Task instructions
For each line in the data below that has the word "server", copy that line.

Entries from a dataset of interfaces
◇ ◇ ◇ ◇ ◇ ◇ ◇
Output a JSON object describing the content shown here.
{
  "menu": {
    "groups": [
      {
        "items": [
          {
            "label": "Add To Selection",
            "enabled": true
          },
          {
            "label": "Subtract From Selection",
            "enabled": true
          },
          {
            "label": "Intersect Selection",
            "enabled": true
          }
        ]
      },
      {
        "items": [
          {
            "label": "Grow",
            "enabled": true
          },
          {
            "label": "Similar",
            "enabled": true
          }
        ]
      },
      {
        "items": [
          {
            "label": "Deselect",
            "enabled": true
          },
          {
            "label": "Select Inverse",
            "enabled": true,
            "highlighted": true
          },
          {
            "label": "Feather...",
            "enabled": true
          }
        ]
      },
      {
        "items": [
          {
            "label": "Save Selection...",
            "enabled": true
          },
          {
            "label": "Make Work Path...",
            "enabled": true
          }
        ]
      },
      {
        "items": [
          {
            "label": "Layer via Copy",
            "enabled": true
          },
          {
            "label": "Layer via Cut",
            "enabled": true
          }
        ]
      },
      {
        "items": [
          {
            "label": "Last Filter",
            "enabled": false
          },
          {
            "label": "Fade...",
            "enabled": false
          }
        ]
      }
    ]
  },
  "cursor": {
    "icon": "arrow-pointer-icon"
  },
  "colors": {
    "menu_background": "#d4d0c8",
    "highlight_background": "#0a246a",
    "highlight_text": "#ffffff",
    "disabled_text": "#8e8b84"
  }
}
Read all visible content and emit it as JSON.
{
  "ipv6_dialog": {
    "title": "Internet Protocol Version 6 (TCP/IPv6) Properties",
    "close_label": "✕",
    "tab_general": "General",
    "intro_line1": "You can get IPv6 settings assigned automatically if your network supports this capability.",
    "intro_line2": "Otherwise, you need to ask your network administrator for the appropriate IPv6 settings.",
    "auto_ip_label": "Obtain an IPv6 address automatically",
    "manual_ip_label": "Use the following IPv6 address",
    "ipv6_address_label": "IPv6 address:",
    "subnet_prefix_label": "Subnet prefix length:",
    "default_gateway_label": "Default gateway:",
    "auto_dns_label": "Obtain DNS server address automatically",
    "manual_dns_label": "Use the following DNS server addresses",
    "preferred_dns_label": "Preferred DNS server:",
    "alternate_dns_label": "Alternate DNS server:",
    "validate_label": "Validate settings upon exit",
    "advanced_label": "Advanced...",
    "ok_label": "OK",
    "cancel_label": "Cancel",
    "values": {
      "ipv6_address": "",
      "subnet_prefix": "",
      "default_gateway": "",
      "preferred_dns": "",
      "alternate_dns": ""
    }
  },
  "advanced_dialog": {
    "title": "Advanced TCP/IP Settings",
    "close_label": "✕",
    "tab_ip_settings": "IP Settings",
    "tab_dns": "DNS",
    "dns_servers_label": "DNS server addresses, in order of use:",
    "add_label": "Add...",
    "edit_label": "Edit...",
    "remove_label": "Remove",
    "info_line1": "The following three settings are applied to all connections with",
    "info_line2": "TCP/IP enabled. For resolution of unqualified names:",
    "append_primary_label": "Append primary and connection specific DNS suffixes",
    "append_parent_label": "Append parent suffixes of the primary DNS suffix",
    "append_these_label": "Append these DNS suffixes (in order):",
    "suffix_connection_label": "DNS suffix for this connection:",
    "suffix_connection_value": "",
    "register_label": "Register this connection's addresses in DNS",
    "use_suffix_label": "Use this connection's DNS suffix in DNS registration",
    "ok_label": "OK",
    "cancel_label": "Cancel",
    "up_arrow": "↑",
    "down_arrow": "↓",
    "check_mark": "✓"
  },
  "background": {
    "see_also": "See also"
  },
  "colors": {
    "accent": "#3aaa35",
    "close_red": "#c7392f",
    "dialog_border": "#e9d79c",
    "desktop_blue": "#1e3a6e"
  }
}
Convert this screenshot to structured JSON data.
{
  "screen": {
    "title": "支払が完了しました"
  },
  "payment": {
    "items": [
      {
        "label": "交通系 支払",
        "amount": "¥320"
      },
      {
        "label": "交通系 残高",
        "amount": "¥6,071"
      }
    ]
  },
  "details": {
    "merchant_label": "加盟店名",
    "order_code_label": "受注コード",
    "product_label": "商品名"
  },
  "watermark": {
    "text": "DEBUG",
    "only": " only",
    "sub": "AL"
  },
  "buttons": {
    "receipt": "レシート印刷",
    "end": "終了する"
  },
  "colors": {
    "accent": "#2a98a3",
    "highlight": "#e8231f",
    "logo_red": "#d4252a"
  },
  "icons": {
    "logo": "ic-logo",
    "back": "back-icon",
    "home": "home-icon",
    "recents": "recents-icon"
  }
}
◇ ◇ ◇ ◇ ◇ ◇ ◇
Answer to the exercise
    "auto_dns_label": "Obtain DNS server address automatically",
    "manual_dns_label": "Use the following DNS server addresses",
    "preferred_dns_label": "Preferred DNS server:",
    "alternate_dns_label": "Alternate DNS server:",
    "dns_servers_label": "DNS server addresses, in order of use:",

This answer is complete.